by James Grimmelmann

This post rolls up all of the major primary sources for the Facebook emotional manipulation study, along with selected news and commentary.
See the Full List Here

6. CFP: The Facebook Emotional Manipulation Study and the Ethics of Big Data Research – A Special Issue of Research Ethics

edited by David Hunter & Nicholas Evans

Unless you live under a stone, have no access to media or tune out whenever the word “Facebook” is mentioned you will be aware that significant ethical and regulatory concern has been raised about an interventional study carried out via Facebook to assess how people respond to more positive or negative newsfeeds. But are these controversies justified, and what are the implications for other big data projects, as well as for regulatory systems?

Research Ethics (http://www.uk.sagepub.com/journals/Journal202119) is devoting a special issue to this topic and is issuing a Call for Papers ranging in length from 1500 to 7500 words addressing one or more of the controversies or the more general issues regarding the ethics of big data research.
See Full CFP Here

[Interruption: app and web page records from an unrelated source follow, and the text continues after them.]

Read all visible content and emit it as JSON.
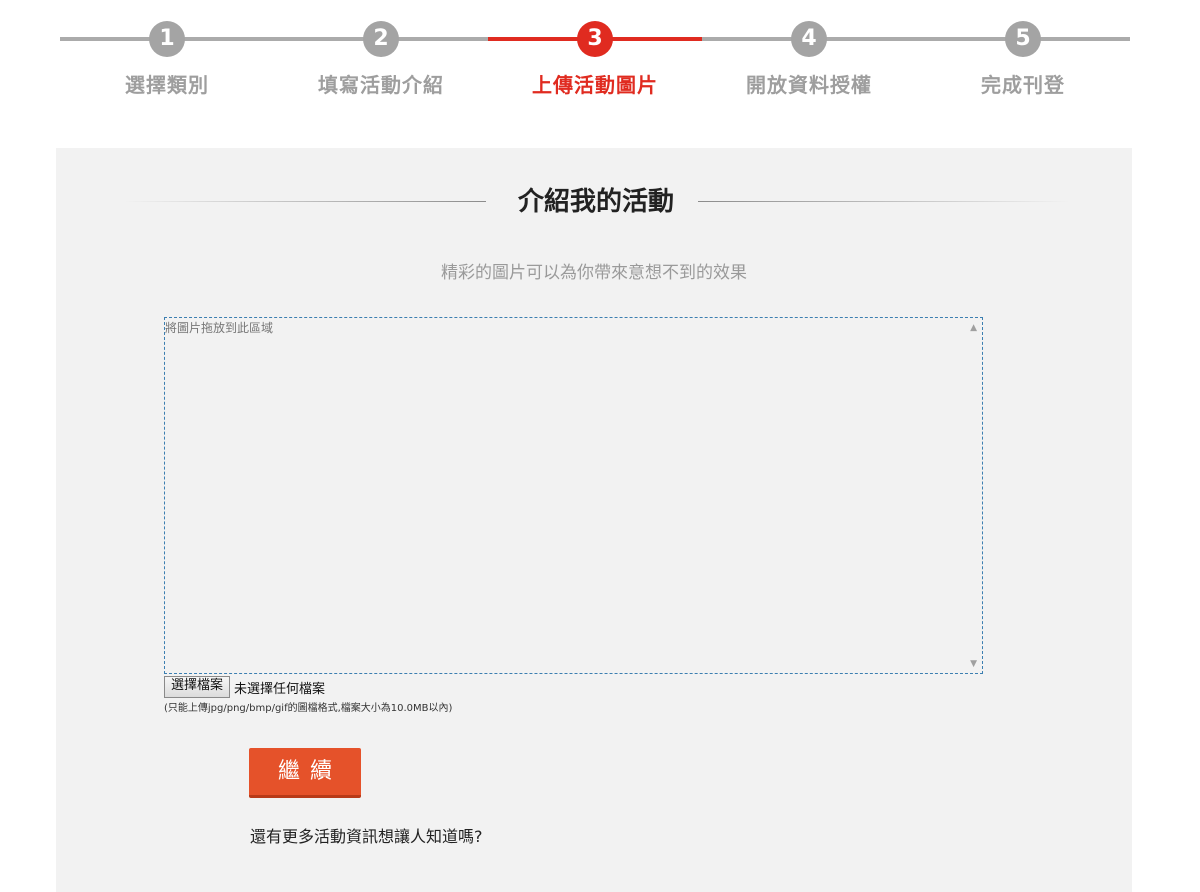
{
  "stepper": {
    "steps": [
      {
        "number": "1",
        "label": "選擇類別"
      },
      {
        "number": "2",
        "label": "填寫活動介紹"
      },
      {
        "number": "3",
        "label": "上傳活動圖片"
      },
      {
        "number": "4",
        "label": "開放資料授權"
      },
      {
        "number": "5",
        "label": "完成刊登"
      }
    ],
    "active_step": 3,
    "colors": {
      "active": "#e02b20",
      "inactive": "#a4a4a4"
    }
  },
  "section": {
    "title": "介紹我的活動",
    "subtitle": "精彩的圖片可以為你帶來意想不到的效果"
  },
  "drop_area": {
    "hint": "將圖片拖放到此區域"
  },
  "file_input": {
    "button_label": "選擇檔案",
    "status": "未選擇任何檔案",
    "note": "(只能上傳jpg/png/bmp/gif的圖檔格式,檔案大小為10.0MB以內)"
  },
  "actions": {
    "continue_label": "繼續",
    "more_info": "還有更多活動資訊想讓人知道嗎?"
  }
}
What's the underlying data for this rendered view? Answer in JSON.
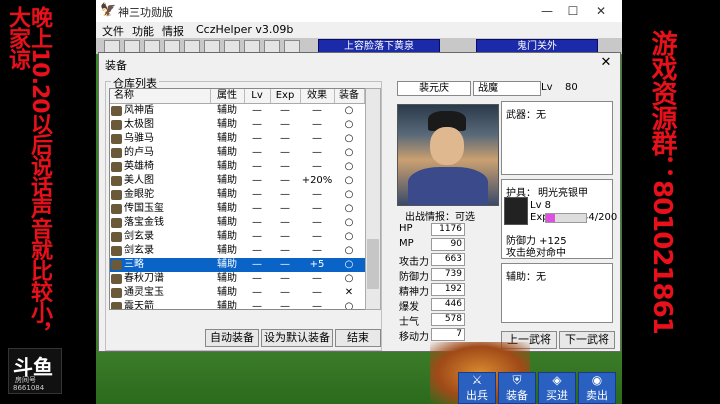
{
  "overlay": {
    "left_text": "晚上10.20以后说话声音就比较小，大家谅",
    "right_text": "游戏资源群：801021861",
    "logo_main": "斗鱼",
    "logo_sub": "房间号",
    "logo_num": "8661084"
  },
  "window": {
    "title": "神三功勋版",
    "min_label": "—",
    "max_label": "☐",
    "close_label": "✕"
  },
  "menu": [
    "文件",
    "功能",
    "情报",
    "CczHelper v3.09b"
  ],
  "toolbar": {
    "blue1": "上容脸落下黄泉",
    "blue2": "鬼门关外"
  },
  "dialog": {
    "title": "装备",
    "close": "✕",
    "group_label": "仓库列表",
    "columns": [
      "名称",
      "属性",
      "Lv",
      "Exp",
      "效果",
      "装备"
    ],
    "rows": [
      {
        "name": "风神盾",
        "attr": "辅助",
        "lv": "—",
        "exp": "—",
        "eff": "—",
        "eq": "○"
      },
      {
        "name": "太极图",
        "attr": "辅助",
        "lv": "—",
        "exp": "—",
        "eff": "—",
        "eq": "○"
      },
      {
        "name": "乌骓马",
        "attr": "辅助",
        "lv": "—",
        "exp": "—",
        "eff": "—",
        "eq": "○"
      },
      {
        "name": "的卢马",
        "attr": "辅助",
        "lv": "—",
        "exp": "—",
        "eff": "—",
        "eq": "○"
      },
      {
        "name": "英雄椅",
        "attr": "辅助",
        "lv": "—",
        "exp": "—",
        "eff": "—",
        "eq": "○"
      },
      {
        "name": "美人图",
        "attr": "辅助",
        "lv": "—",
        "exp": "—",
        "eff": "+20%",
        "eq": "○"
      },
      {
        "name": "金眼驼",
        "attr": "辅助",
        "lv": "—",
        "exp": "—",
        "eff": "—",
        "eq": "○"
      },
      {
        "name": "传国玉玺",
        "attr": "辅助",
        "lv": "—",
        "exp": "—",
        "eff": "—",
        "eq": "○"
      },
      {
        "name": "落宝金钱",
        "attr": "辅助",
        "lv": "—",
        "exp": "—",
        "eff": "—",
        "eq": "○"
      },
      {
        "name": "剑玄录",
        "attr": "辅助",
        "lv": "—",
        "exp": "—",
        "eff": "—",
        "eq": "○"
      },
      {
        "name": "剑玄录",
        "attr": "辅助",
        "lv": "—",
        "exp": "—",
        "eff": "—",
        "eq": "○"
      },
      {
        "name": "三略",
        "attr": "辅助",
        "lv": "—",
        "exp": "—",
        "eff": "+5",
        "eq": "○"
      },
      {
        "name": "春秋刀谱",
        "attr": "辅助",
        "lv": "—",
        "exp": "—",
        "eff": "—",
        "eq": "○"
      },
      {
        "name": "通灵宝玉",
        "attr": "辅助",
        "lv": "—",
        "exp": "—",
        "eff": "—",
        "eq": "✕"
      },
      {
        "name": "震天箭",
        "attr": "辅助",
        "lv": "—",
        "exp": "—",
        "eff": "—",
        "eq": "○"
      }
    ],
    "buttons": {
      "auto": "自动装备",
      "default": "设为默认装备",
      "end": "结束"
    }
  },
  "general": {
    "name": "裴元庆",
    "class": "战魔",
    "lv_label": "Lv",
    "lv": "80",
    "battle_info_label": "出战情报：可选",
    "stats": [
      {
        "label": "HP",
        "value": "1176"
      },
      {
        "label": "MP",
        "value": "90"
      },
      {
        "label": "攻击力",
        "value": "663"
      },
      {
        "label": "防御力",
        "value": "739"
      },
      {
        "label": "精神力",
        "value": "192"
      },
      {
        "label": "爆发",
        "value": "446"
      },
      {
        "label": "士气",
        "value": "578"
      },
      {
        "label": "移动力",
        "value": "7"
      }
    ],
    "weapon_label": "武器：无",
    "armor_label": "护具：",
    "armor_name": "明光亮银甲",
    "armor_lv": "Lv  8",
    "armor_exp_label": "Exp",
    "armor_exp": "44/200",
    "armor_exp_fraction": 0.22,
    "armor_def": "防御力 +125",
    "armor_effect": "攻击绝对命中",
    "assist_label": "辅助：无",
    "prev": "上一武将",
    "next": "下一武将"
  },
  "game_buttons": [
    "出兵",
    "装备",
    "买进",
    "卖出"
  ]
}
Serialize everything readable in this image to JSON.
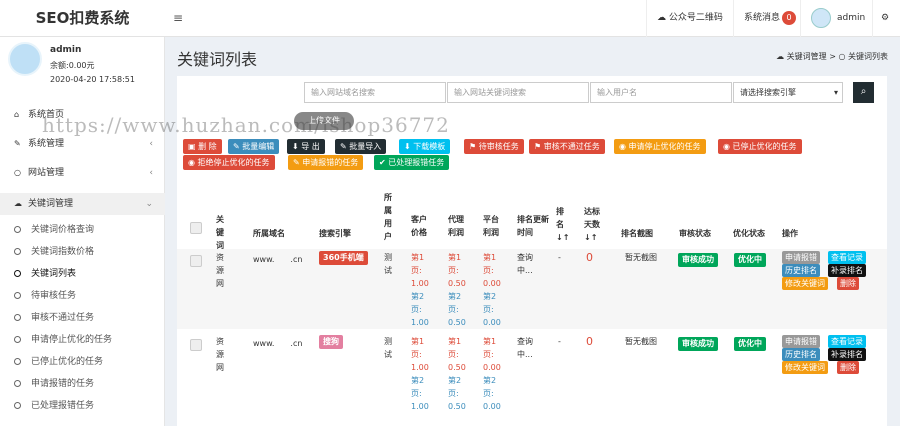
{
  "app": {
    "title": "SEO扣费系统"
  },
  "topbar": {
    "wechat_label": "公众号二维码",
    "sys_msg_label": "系统消息",
    "sys_msg_count": "0",
    "username": "admin"
  },
  "user": {
    "name": "admin",
    "balance": "余额:0.00元",
    "time": "2020-04-20 17:58:51"
  },
  "menu": {
    "home": "系统首页",
    "sys": "系统管理",
    "site": "网站管理",
    "kw": "关键词管理",
    "sub": [
      "关键词价格查询",
      "关键词指数价格",
      "关键词列表",
      "待审核任务",
      "审核不通过任务",
      "申请停止优化的任务",
      "已停止优化的任务",
      "申请报错的任务",
      "已处理报错任务"
    ]
  },
  "page": {
    "title": "关键词列表",
    "breadcrumb_parent": "关键词管理",
    "breadcrumb_current": "关键词列表"
  },
  "search": {
    "site_placeholder": "输入网站域名搜索",
    "kw_placeholder": "输入网站关键词搜索",
    "user_placeholder": "输入用户名",
    "engine_placeholder": "请选择搜索引擎"
  },
  "upload_label": "上传文件",
  "buttons": {
    "delete": "删 除",
    "batch_edit": "批量编辑",
    "export": "导 出",
    "batch_import": "批量导入",
    "download_tpl": "下载模板",
    "pending": "待审核任务",
    "rejected": "审核不通过任务",
    "apply_stop": "申请停止优化的任务",
    "stopped": "已停止优化的任务",
    "refuse_stop": "拒绝停止优化的任务",
    "apply_error": "申请报错的任务",
    "handled_error": "已处理报错任务"
  },
  "table": {
    "headers": [
      "关键词",
      "所属域名",
      "搜索引擎",
      "所属用户",
      "客户价格",
      "代理利润",
      "平台利润",
      "排名更新时间",
      "排名↓↑",
      "达标天数↓↑",
      "排名截图",
      "审核状态",
      "优化状态",
      "操作"
    ],
    "rows": [
      {
        "keyword": "资源网",
        "domain": "www.　　.cn",
        "engine": "360手机端",
        "user": "测试",
        "price": [
          "第1页:",
          "1.00",
          "第2页:",
          "1.00"
        ],
        "agent": [
          "第1页:",
          "0.50",
          "第2页:",
          "0.50"
        ],
        "platform": [
          "第1页:",
          "0.00",
          "第2页:",
          "0.00"
        ],
        "update": "查询中...",
        "rank": "-",
        "days": "0",
        "snapshot": "暂无截图",
        "audit": "审核成功",
        "opt": "优化中",
        "actions": [
          "申请报错",
          "查看记录",
          "历史排名",
          "补录排名",
          "修改关键词",
          "删除"
        ]
      },
      {
        "keyword": "资源网",
        "domain": "www.　　.cn",
        "engine": "搜狗",
        "user": "测试",
        "price": [
          "第1页:",
          "1.00",
          "第2页:",
          "1.00"
        ],
        "agent": [
          "第1页:",
          "0.50",
          "第2页:",
          "0.50"
        ],
        "platform": [
          "第1页:",
          "0.00",
          "第2页:",
          "0.00"
        ],
        "update": "查询中...",
        "rank": "-",
        "days": "0",
        "snapshot": "暂无截图",
        "audit": "审核成功",
        "opt": "优化中",
        "actions": [
          "申请报错",
          "查看记录",
          "历史排名",
          "补录排名",
          "修改关键词",
          "删除"
        ]
      }
    ]
  },
  "watermark": "https://www.huzhan.com/ishop36772",
  "colors": {
    "red": "#dd4b39",
    "blue": "#3c8dbc",
    "dark": "#222d32",
    "sky": "#00c0ef",
    "orange": "#f39c12",
    "green": "#00a65a"
  }
}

This content was selected for Digital Humanities Now by Editor-in-Chief Amanda Morton based on nominations by Editors-at-Large: Victoria Ehrlich, Angela Zhou, Matthew Lincoln, Elizabeth Kelly, Stephanie Beck Cohen, Daniel Petry, Erica Ellingson Baumle, and Cinzia Pusceddu-Gangarosa